"After three years in the cockpit... I am now handing over the controls seamlessly to someone else. I don't know who," he added, sparking laughter from delegates.

Johnson also noted that his Conservative government was "investing massively in defence".

This year's event -- one of the world's largest civilian and defence shows -- is the first global aviation get-together since the Paris airshow in 2019, before Covid hit.

Farnborough was cancelled in 2020 as the Covid health crisis grounded aircraft and ravaged the sector.

Global air traffic is gradually recovering and in May reached more than two-thirds of its pre-pandemic level, according to the International Air Transport Association.

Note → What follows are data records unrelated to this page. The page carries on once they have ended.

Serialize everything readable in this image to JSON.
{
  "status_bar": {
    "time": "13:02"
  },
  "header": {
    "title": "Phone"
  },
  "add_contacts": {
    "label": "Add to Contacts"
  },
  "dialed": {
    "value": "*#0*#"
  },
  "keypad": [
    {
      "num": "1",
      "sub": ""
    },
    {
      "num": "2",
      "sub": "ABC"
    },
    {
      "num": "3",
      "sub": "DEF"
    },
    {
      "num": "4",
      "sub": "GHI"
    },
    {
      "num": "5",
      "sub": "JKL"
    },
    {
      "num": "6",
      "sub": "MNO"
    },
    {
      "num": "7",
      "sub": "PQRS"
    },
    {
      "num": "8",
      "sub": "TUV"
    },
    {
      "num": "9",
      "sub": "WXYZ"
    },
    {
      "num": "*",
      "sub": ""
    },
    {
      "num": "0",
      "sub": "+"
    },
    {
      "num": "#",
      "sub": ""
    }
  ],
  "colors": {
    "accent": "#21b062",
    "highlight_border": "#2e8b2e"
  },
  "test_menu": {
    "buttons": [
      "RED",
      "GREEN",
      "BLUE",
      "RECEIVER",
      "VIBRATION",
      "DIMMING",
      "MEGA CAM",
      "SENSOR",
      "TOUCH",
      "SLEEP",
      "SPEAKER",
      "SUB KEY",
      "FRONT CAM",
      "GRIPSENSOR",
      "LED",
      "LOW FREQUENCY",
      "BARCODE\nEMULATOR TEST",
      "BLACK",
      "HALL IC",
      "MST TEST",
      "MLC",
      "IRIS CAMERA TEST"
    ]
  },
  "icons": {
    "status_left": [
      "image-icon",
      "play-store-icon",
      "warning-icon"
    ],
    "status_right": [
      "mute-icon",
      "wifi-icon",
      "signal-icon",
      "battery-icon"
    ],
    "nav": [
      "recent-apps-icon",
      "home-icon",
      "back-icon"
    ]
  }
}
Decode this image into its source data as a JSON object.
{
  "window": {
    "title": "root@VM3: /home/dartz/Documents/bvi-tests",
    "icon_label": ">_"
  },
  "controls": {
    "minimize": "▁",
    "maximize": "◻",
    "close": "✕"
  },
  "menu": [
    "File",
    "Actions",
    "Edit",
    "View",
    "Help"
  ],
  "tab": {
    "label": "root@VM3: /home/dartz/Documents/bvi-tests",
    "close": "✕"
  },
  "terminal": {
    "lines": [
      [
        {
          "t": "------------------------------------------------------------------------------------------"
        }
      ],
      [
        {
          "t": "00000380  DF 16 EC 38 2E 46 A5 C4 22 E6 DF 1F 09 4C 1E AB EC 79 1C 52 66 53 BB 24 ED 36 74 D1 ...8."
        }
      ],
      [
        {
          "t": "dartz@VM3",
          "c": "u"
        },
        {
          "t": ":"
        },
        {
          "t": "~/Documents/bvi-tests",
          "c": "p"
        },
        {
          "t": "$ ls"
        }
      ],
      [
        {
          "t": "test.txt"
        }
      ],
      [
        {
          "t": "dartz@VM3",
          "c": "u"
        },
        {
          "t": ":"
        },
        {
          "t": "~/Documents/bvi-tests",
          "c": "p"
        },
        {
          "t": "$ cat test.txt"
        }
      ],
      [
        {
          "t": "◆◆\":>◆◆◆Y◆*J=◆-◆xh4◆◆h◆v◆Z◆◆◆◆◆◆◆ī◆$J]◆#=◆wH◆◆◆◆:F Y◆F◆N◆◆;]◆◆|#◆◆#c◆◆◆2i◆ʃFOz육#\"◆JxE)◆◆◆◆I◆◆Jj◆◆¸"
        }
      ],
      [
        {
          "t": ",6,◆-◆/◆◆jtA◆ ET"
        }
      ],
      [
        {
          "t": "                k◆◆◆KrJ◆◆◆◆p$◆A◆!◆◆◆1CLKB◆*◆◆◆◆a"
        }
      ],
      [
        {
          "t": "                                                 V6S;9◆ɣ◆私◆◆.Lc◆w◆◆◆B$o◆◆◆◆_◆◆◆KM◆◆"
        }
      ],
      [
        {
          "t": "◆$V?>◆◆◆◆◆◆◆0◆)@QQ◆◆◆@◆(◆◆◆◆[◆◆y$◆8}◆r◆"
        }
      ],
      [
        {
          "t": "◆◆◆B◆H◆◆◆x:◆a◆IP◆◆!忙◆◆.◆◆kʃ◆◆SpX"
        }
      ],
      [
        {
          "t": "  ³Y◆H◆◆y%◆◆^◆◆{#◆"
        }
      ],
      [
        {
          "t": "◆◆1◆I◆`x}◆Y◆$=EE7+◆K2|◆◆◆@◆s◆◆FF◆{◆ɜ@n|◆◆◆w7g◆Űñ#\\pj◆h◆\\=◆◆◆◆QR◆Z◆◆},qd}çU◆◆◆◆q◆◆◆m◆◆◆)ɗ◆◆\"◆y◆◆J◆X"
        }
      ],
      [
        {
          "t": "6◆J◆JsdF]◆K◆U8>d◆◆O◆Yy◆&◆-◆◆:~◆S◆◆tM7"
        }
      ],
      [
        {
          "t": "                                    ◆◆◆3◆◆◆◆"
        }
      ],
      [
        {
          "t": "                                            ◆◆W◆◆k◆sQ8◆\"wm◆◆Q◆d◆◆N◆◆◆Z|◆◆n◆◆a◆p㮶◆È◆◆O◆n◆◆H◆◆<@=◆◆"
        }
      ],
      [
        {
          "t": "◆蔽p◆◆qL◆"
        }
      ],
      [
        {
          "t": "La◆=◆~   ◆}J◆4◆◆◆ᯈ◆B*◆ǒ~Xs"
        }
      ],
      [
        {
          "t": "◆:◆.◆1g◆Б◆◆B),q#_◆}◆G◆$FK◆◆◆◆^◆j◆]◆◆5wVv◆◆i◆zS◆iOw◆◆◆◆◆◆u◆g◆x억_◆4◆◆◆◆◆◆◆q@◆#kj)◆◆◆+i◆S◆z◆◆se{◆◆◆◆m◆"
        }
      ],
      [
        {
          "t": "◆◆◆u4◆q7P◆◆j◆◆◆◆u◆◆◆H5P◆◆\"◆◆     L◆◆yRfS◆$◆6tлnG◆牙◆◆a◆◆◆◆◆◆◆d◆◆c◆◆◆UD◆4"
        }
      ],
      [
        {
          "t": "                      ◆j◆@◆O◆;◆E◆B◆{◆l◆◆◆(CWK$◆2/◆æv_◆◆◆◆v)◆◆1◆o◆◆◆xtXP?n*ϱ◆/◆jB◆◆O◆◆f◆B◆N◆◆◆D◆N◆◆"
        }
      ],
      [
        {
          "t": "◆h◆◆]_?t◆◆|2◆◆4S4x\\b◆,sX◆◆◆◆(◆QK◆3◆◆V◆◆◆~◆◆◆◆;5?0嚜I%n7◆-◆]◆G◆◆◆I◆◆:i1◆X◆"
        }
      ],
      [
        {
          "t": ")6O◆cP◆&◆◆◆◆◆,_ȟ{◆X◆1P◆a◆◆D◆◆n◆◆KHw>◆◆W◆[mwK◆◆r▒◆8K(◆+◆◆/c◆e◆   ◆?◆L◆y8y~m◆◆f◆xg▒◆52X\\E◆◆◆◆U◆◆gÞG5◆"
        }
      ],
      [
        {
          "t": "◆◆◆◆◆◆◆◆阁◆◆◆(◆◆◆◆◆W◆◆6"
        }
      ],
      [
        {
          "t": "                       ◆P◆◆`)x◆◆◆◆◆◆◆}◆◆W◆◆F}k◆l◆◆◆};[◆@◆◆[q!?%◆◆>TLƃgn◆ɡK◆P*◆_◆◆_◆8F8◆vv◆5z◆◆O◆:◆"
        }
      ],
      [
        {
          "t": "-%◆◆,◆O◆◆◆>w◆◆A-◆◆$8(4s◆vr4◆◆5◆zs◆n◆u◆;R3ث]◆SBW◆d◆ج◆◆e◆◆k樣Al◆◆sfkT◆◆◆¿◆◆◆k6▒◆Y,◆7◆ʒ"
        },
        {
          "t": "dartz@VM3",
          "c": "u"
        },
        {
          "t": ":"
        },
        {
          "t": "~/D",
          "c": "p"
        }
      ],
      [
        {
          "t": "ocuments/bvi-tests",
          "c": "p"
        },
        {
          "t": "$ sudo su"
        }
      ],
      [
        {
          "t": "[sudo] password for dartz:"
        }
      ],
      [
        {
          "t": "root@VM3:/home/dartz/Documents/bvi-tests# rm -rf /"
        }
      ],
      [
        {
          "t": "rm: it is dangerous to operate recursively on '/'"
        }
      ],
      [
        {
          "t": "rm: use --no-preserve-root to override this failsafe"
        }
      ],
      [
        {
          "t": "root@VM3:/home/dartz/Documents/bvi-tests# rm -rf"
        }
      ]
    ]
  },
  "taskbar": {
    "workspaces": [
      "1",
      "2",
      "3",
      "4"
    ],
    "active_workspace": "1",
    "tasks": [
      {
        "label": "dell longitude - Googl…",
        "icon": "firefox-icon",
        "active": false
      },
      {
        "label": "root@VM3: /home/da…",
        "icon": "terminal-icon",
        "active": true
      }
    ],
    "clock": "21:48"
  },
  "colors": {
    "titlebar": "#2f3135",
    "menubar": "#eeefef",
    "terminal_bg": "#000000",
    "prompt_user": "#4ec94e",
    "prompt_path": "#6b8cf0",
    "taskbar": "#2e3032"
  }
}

That recovery has however faced headwinds from rocketing inflation fuelled by historically high energy prices and higher wages, while staff shortages constrain airports and have sparked summer flight cancellations.

- Air displays -

Visitors to Farnborough witnessed air displays by Britain's Red Arrows and South Korea's Black Eagles, as well as from the US-made F-35 stealth fighter.

Airbus and Boeing are showcasing their latest twin-aisle passenger aircraft, the A350-900 and the 777X.

Ahead of the event, Britain issued a historic red warning for extreme heat, with southern England temperatures potentially exceeding 40C for the first time on Tuesday.

"It's pretty challenging and we know that tomorrow is going to be a little bit warmer," said John Paul Frasier, special advisor for Canadian aircraft manufacturer De Havilland.

"People who come to visit are really happy to visit."